Britain’s economy grew 6 per cent in July, figures this week are expected to show.
Growth figures due out on Friday are likely to confirm the economy’s rollercoaster ride this year – with a violent swing into and out of a deep slump.
The 6 per cent rise in gross domestic product (GDP) for July, compared with June, would be extraordinary in normal times. But it is still lower than the 8.7 per cent expansion in June, as pent-up demand flooded the economy.
July’s figures will be bolstered by the re-opening of pubs and other services from July 4
July’s figures will be bolstered by the re-opening of pubs, restaurants, hairdressers and other services from July 4.
In a parallel development that would have been remarkable a year ago, Friday is also expected to see another trade surplus for the UK in July, on top of a surplus of £2.4billion in June, reflecting far lower demand for imports during the crisis.
If the trend continues, the annual trade figure could be in surplus for the first time since 1984.
The Item Club, the forecasting group sponsored by accountant EY that uses the Treasury’s computer model of the economy, expects economic growth to have continued in August thanks to the Eat Out to Help Out scheme and the trend towards staycations.
But chief economist Howard Archer warned: ‘The big question mark is what happens in the fourth quarter. There is only so much pent-up demand and with the furlough scheme coming to an end we can expect job cuts, the scale of which is a big unknown.’

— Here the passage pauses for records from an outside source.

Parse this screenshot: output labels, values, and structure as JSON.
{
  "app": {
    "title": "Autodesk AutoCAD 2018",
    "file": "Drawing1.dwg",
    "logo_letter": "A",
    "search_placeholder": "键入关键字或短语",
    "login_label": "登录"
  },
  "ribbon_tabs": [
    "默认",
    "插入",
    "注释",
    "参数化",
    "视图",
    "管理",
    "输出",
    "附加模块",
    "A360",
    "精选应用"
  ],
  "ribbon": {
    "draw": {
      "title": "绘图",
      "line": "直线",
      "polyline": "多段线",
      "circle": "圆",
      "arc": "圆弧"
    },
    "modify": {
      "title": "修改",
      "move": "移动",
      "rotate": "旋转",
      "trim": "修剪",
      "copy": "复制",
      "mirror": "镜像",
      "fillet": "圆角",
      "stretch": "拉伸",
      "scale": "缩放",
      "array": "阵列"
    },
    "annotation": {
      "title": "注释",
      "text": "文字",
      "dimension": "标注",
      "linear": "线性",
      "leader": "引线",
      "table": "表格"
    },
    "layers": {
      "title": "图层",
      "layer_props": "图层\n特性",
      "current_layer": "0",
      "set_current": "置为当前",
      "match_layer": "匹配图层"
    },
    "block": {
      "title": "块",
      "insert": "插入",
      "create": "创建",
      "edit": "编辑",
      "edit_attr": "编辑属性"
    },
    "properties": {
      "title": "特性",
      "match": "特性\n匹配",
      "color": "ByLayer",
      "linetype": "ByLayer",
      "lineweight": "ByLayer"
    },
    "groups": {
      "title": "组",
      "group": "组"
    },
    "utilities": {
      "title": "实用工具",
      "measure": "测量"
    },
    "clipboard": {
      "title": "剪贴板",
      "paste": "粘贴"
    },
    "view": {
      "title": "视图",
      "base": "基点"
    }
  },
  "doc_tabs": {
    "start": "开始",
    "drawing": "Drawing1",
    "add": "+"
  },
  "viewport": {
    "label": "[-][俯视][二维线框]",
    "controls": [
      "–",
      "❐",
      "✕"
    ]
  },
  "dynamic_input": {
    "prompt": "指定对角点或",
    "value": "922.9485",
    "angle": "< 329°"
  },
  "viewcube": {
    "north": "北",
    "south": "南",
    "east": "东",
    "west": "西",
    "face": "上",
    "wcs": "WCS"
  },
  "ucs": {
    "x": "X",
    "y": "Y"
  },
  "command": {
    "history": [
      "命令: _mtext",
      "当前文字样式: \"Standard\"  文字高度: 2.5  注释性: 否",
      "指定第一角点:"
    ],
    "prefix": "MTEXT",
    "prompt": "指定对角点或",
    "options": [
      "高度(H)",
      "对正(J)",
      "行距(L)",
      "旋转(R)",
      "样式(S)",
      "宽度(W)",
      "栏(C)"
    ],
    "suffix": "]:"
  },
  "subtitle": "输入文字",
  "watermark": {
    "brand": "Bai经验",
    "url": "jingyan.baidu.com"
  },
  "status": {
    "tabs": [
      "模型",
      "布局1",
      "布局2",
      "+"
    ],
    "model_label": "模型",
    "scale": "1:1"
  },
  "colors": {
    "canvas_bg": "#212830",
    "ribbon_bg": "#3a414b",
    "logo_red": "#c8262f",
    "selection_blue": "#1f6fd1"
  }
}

Overall, Item reckons the economy will end the year 10 per cent smaller than when the year began.